a continuous museum
The museum as a liminal condition between landscape and the city.
We propose a linear and horizontal museum, conceived from inside out. Organizing the exhibition space on one floor. We propose a project that despite having two separate museums, imagine one as an extension of the other. The buildings construct the boundary between the park and the city, creating a continuous exposition space, a grid ordering the continuity between interior and exterior spaces.
The grid defines all identical rooms, where the human dimension relates to the scale of the landscape; rooms delimit an intimate space, where one enters into symbiosis with the artworks. The grid also draws the open space and public space organization.
The museum rooms grid becomes an apparently isotropic multidirectional space, able to allow a great flexibility. The grid system can be divided and opened all the time, according to the exhibition requirements.
Somewhere the sequence of rooms, within the regular grid, is interrupted by open air patios and other open empty rooms with water surfaces and rest areas. These spaces become real breaks along the exhibition path, bringing landscape and natural light inside the museum, for example in the hall the patio brings light in the basements.
Both museums are strictly related to the boulevard and the green area. This connection takes place with a inner covered walk that crosses the commercial areas, define the entries and organize people flows through the exposition spaces.

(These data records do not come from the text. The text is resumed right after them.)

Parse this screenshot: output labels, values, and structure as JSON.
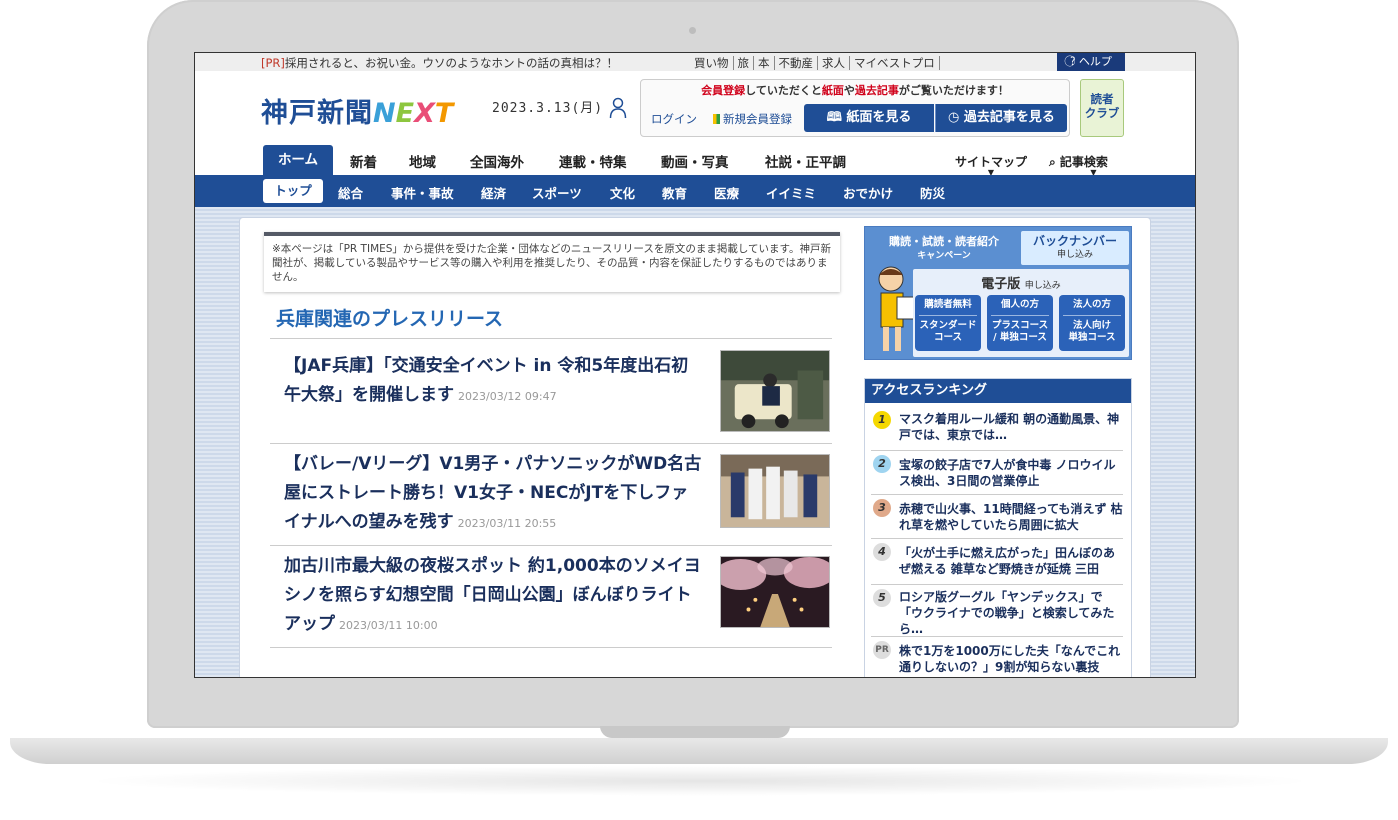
{
  "topbar": {
    "pr_tag": "[PR]",
    "pr_text": "採用されると、お祝い金。ウソのようなホントの話の真相は？！",
    "links": [
      "買い物",
      "旅",
      "本",
      "不動産",
      "求人",
      "マイベストプロ"
    ],
    "help": "ヘルプ"
  },
  "header": {
    "logo_main": "神戸新聞",
    "logo_next": [
      "N",
      "E",
      "X",
      "T"
    ],
    "date": "2023.3.13(月)",
    "notice_1": "会員登録",
    "notice_2": "していただくと",
    "notice_3": "紙面",
    "notice_4": "や",
    "notice_5": "過去記事",
    "notice_6": "がご覧いただけます！",
    "login": "ログイン",
    "register": "新規会員登録",
    "view_paper": "紙面を見る",
    "view_past": "過去記事を見る",
    "reader_club": "読者\nクラブ"
  },
  "mainnav": {
    "home": "ホーム",
    "items": [
      "新着",
      "地域",
      "全国海外",
      "連載・特集",
      "動画・写真",
      "社説・正平調"
    ],
    "sitemap": "サイトマップ",
    "search": "記事検索"
  },
  "subnav": {
    "top": "トップ",
    "items": [
      "総合",
      "事件・事故",
      "経済",
      "スポーツ",
      "文化",
      "教育",
      "医療",
      "イイミミ",
      "おでかけ",
      "防災"
    ]
  },
  "main": {
    "disclaimer": "※本ページは「PR TIMES」から提供を受けた企業・団体などのニュースリリースを原文のまま掲載しています。神戸新聞社が、掲載している製品やサービス等の購入や利用を推奨したり、その品質・内容を保証したりするものではありません。",
    "section_title": "兵庫関連のプレスリリース",
    "articles": [
      {
        "headline": "【JAF兵庫】「交通安全イベント in 令和5年度出石初午大祭」を開催します",
        "time": "2023/03/12 09:47"
      },
      {
        "headline": "【バレー/Vリーグ】V1男子・パナソニックがWD名古屋にストレート勝ち！V1女子・NECがJTを下しファイナルへの望みを残す",
        "time": "2023/03/11 20:55"
      },
      {
        "headline": "加古川市最大級の夜桜スポット 約1,000本のソメイヨシノを照らす幻想空間「日岡山公園」ぼんぼりライトアップ",
        "time": "2023/03/11 10:00"
      }
    ]
  },
  "sidebar": {
    "campaign_title": "購読・試読・読者紹介",
    "campaign_sub": "キャンペーン",
    "backnumber": "バックナンバー",
    "backnumber_sub": "申し込み",
    "digital_title": "電子版",
    "digital_sub": "申し込み",
    "buttons": [
      {
        "top": "購読者無料",
        "bottom": "スタンダード\nコース"
      },
      {
        "top": "個人の方",
        "bottom": "プラスコース\n/ 単独コース"
      },
      {
        "top": "法人の方",
        "bottom": "法人向け\n単独コース"
      }
    ],
    "ranking_title": "アクセスランキング",
    "ranking": [
      {
        "num": "1",
        "text": "マスク着用ルール緩和 朝の通勤風景、神戸では、東京では…",
        "color": "#f5d800"
      },
      {
        "num": "2",
        "text": "宝塚の餃子店で7人が食中毒 ノロウイルス検出、3日間の営業停止",
        "color": "#9fd4f0"
      },
      {
        "num": "3",
        "text": "赤穂で山火事、11時間経っても消えず 枯れ草を燃やしていたら周囲に拡大",
        "color": "#e0a98a"
      },
      {
        "num": "4",
        "text": "「火が土手に燃え広がった」田んぼのあぜ燃える 雑草など野焼きが延焼 三田",
        "color": "#dddddd"
      },
      {
        "num": "5",
        "text": "ロシア版グーグル「ヤンデックス」で「ウクライナでの戦争」と検索してみたら…",
        "color": "#dddddd"
      },
      {
        "num": "PR",
        "text": "株で1万を1000万にした夫「なんでこれ通りしないの？」9割が知らない裏技",
        "color": "#dddddd"
      }
    ]
  }
}
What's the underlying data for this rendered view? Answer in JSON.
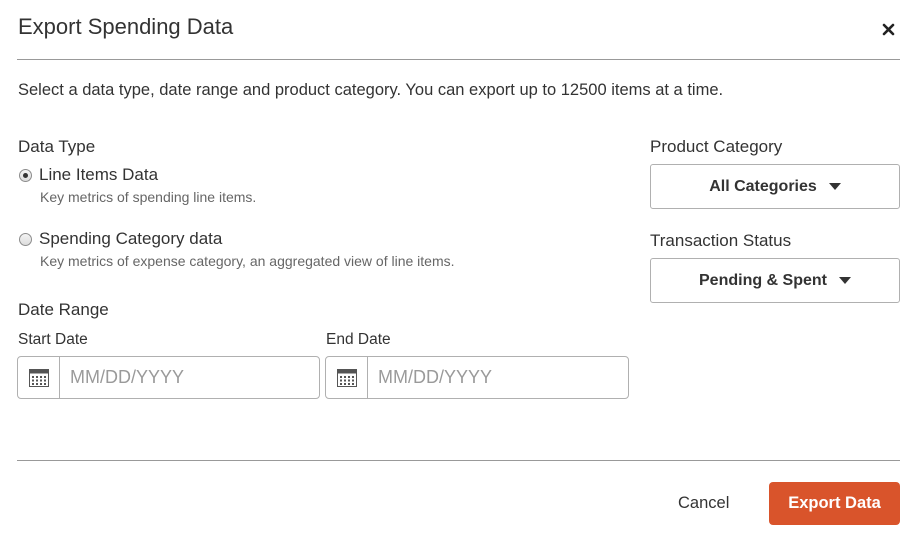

The porch, overlooking the existing garden, outlines the entire building. It is the outer extension of the main foyer: a transitional space establishing a relationship between the exterior and the interior, connecting the main museum spaces. It is meant to be opened to the city for special occasions in order to permit public events.
The Dòzsa Gyorgy boulevard it’s conceived as an extension of the museum, where the street becomes an exposition space.
The grid, is defined by two systems of mutually perpendicular walls. Simple geometric shapes are cut into the walls, each museums is characterized by a system of different walls cut.
In the photography museum walls are cutted in the corners in order to create system of diagonal crossings which consent large empty surfaces where to hang photos to. .
In the architecture museum instead the cuts are places in the centre of the walls. This in order to ensure a prospective system that guarantees a continuous vision of the exposition gallery, and the stands for model and drawings can be placed in the centre of the room.
Through the incisions in the walls, the room space expands, revealing the apparently endless dimension of the museum.
Some of the museum activities are placed in two high buildings that are meant as landmarks that underlines the entrance to the parc.
We use a primary geometry, the grid, as a source of variability. A geometry that we alter by creating relationships with things which are less visible. The artistic and communicative phenomena use the everyday communication language, such as words, sounds or images, to produce messages which have, or to which is attributed, aesthetic or artistic value. Spaces which will accommodate these phenomena must conform to certain compositional features, which can best deliver the content meant to be conveyed. The first degree of interaction takes place within the exhibition space, which turns into the main container, thus becoming a key subject for the museum design development and the related exhibition paths.
We carried out a “fragmentation” process through the use and repetition of modular spaces; their combination creates a “space within the space”, consenting visitors to lose the perception of a coercing container space.
Our main purpose is to put the visitor in the conditions to use freely all the available space, without being forced within the classical linear paths, which often leads to an indistinct and dreary passage of the exhibition areas, not connected at all to individual perception. Flows must turn into an instrument of knowledge, and the actions performed by visitors must collaborate to enrich the content.
In parallel, according to the exhibition requirements, the regular grid allows a flexible subdivision of the space into rooms and/or galleries. The container merges with the shown object and at the same moment it is crossed, moved or opened to gain access to the content.
The exhibition rooms are illuminated by roof skylights; natural light is controlled through shading systems to avoid direct light hitting the artworks.
The natural light combined with the structural system defines a spatial matrix that acts on the continuous space defined through its abstraction.
The 25 rooms for each museum, 8 by 8 meters wide, are articulated into a system: each pair of rooms forms a section that can accommodate different exhibition themes.